Start of RECORDS
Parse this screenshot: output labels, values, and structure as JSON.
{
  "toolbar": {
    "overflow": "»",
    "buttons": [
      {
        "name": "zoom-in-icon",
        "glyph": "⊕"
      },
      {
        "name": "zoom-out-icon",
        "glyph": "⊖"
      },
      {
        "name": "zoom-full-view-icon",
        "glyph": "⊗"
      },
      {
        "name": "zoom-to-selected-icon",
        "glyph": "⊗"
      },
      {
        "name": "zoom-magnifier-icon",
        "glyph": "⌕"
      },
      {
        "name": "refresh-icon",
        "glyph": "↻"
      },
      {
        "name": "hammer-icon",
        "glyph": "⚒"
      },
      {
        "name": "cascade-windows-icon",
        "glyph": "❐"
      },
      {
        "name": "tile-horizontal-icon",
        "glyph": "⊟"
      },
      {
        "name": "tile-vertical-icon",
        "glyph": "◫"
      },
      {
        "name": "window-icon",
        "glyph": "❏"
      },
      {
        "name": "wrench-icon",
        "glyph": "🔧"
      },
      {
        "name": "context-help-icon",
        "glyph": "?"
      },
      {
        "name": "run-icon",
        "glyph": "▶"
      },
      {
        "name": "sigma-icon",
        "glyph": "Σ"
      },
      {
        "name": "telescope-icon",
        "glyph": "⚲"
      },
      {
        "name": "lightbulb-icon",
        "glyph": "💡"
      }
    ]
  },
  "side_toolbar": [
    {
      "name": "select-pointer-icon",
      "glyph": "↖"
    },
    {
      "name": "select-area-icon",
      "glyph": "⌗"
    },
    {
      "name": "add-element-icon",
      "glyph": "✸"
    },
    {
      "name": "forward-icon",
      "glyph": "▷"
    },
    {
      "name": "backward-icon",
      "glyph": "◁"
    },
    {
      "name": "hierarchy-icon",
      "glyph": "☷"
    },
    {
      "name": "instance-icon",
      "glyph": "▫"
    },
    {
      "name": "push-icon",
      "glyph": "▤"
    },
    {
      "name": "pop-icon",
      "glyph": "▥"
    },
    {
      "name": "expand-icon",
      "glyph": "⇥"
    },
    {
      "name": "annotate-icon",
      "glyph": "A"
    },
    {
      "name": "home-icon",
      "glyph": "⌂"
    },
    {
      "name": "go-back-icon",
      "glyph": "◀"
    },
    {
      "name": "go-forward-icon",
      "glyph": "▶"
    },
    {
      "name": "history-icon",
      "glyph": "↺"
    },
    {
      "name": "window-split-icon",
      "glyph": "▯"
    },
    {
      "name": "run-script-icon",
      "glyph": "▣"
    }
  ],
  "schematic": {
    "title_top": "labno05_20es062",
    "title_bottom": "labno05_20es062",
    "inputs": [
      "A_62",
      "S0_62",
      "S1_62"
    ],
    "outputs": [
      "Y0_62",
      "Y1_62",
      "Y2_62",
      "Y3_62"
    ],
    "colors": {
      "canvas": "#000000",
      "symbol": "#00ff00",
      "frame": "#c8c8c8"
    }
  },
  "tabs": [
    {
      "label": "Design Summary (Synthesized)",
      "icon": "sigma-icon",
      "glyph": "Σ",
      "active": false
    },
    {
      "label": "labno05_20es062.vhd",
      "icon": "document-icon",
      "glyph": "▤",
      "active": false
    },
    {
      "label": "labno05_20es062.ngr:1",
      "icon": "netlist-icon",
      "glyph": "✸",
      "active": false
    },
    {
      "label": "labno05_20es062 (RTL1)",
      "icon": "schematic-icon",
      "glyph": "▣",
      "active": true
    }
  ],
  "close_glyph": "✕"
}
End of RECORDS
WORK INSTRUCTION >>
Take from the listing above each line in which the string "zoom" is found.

RESPONSE FOR THIS EXERCISE >>
        "name": "zoom-in-icon",
        "name": "zoom-out-icon",
        "name": "zoom-full-view-icon",
        "name": "zoom-to-selected-icon",
        "name": "zoom-magnifier-icon",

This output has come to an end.